  3. Wouldn’t the fact that Gallego was an inconsiderate smoker AND a litterer provide more than enough probable cause to deserve whatever society can do to him.

    …and what’s the problem with the 4th – Justice Brennan would have just invoked the “living” constitution methodolgy and read whatever he thought needed read in. I’m sure you all can convince Justice Ginsburg or Breyer to do the same.

  4. steve says:

    Mark, I just want to make a small correction, which makes a big difference. The Fourth Amendment is NOT a prophylactic. It is a right guaranteed by the Constitution. The exclusionary remedy, which bars the use of evidence obtained through the violation of the Fourth Amendment, is a prophylactic. But if it is inconsistent with my reasonable expectations of privacy under the Fourth Amendment to have the police collect my DNA, it is a constitutional problem, regardless of whether I’m guilty of a crime.

  5. The biggest threat I see to the innocents is that if this continues to be allowed, it opens the door to mass collection of DNA. This is a huge privacy intrusion in and of itself, but also creates a whole host of risks of abuse and leaks of highly personal information that cannot be changed if compromised.

  6. Mark says:

    Steve, you are correct, but I think you are going to have a real hard time trying to argue that someone has a reasonable expectation of privacy in their litter. Logical Extremes, I do think that the creation of a database of everyone’s DNA would be troubling, but I don’t think it would be unconstitutional. I guess it is a good thing we still vote.

  7. Jesse says:

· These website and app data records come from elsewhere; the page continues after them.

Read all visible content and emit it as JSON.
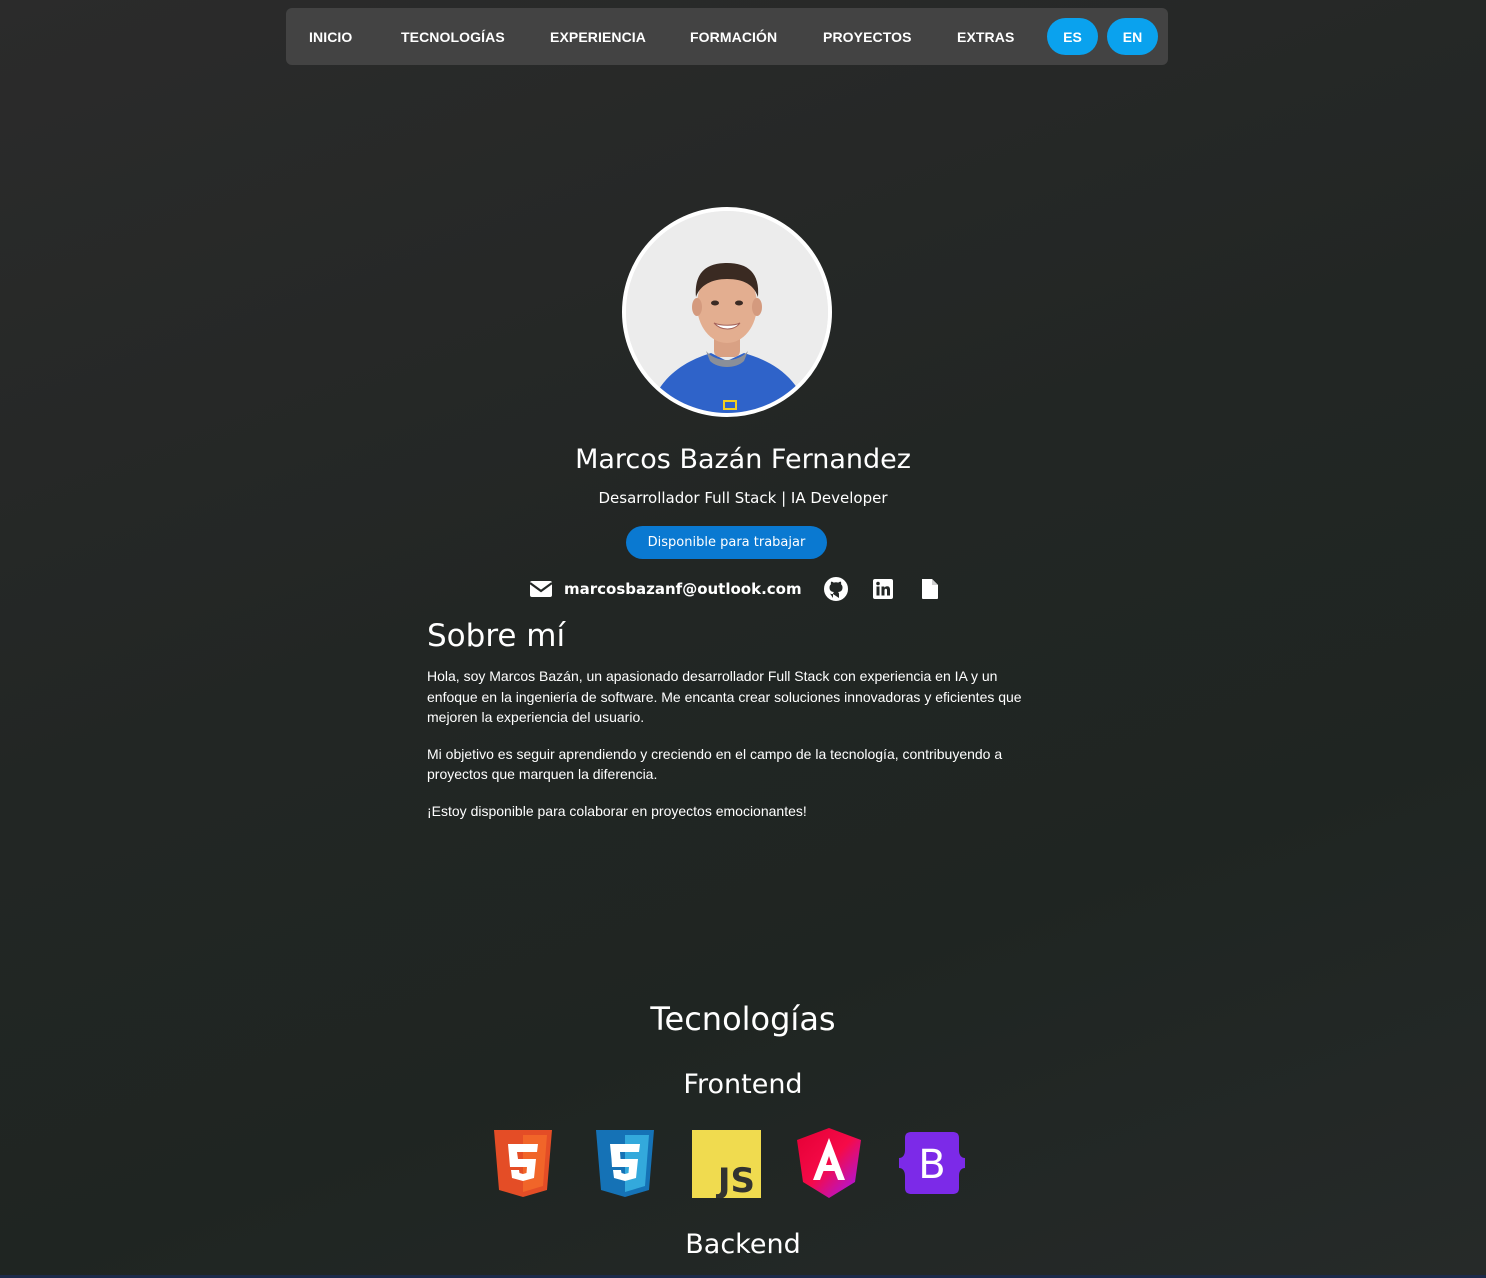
{
  "nav": {
    "items": [
      "INICIO",
      "TECNOLOGÍAS",
      "EXPERIENCIA",
      "FORMACIÓN",
      "PROYECTOS",
      "EXTRAS"
    ],
    "lang": [
      "ES",
      "EN"
    ]
  },
  "profile": {
    "name": "Marcos Bazán Fernandez",
    "subtitle": "Desarrollador Full Stack | IA Developer",
    "status": "Disponible para trabajar",
    "email": "marcosbazanf@outlook.com"
  },
  "about": {
    "title": "Sobre mí",
    "paragraphs": [
      "Hola, soy Marcos Bazán, un apasionado desarrollador Full Stack con experiencia en IA y un enfoque en la ingeniería de software. Me encanta crear soluciones innovadoras y eficientes que mejoren la experiencia del usuario.",
      "Mi objetivo es seguir aprendiendo y creciendo en el campo de la tecnología, contribuyendo a proyectos que marquen la diferencia.",
      "¡Estoy disponible para colaborar en proyectos emocionantes!"
    ]
  },
  "tech": {
    "title": "Tecnologías",
    "frontend_title": "Frontend",
    "backend_title": "Backend",
    "frontend_icons": [
      "html5-icon",
      "css3-icon",
      "javascript-icon",
      "angular-icon",
      "bootstrap-icon"
    ]
  },
  "icons": {
    "email": "envelope-icon",
    "github": "github-icon",
    "linkedin": "linkedin-icon",
    "cv": "file-icon"
  },
  "colors": {
    "accent": "#0aa2ee",
    "status_button": "#0a79d1",
    "nav_bg": "#434343"
  }
}
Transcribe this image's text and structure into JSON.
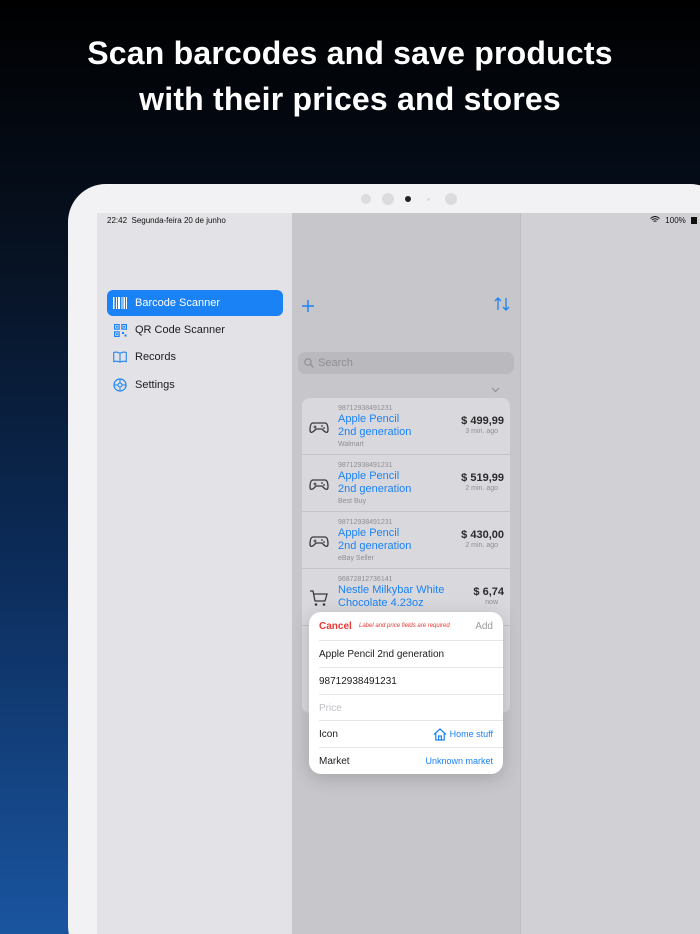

    came home from a 2 day getaway in new york and found that my house was on fire. call the fire department and they came with the police. The fire were put out and I and my wife was interogated. We told them that we had just gotten home. They took stuff out of the house and I ask if I could take pictures and they told me no. They had my wife to sign a statement and when she ask for a copy, they told her that they wasn’t going to give her one. Is any of this unconstitutional or has our fourth amendment been violated in any way? Please help if possible.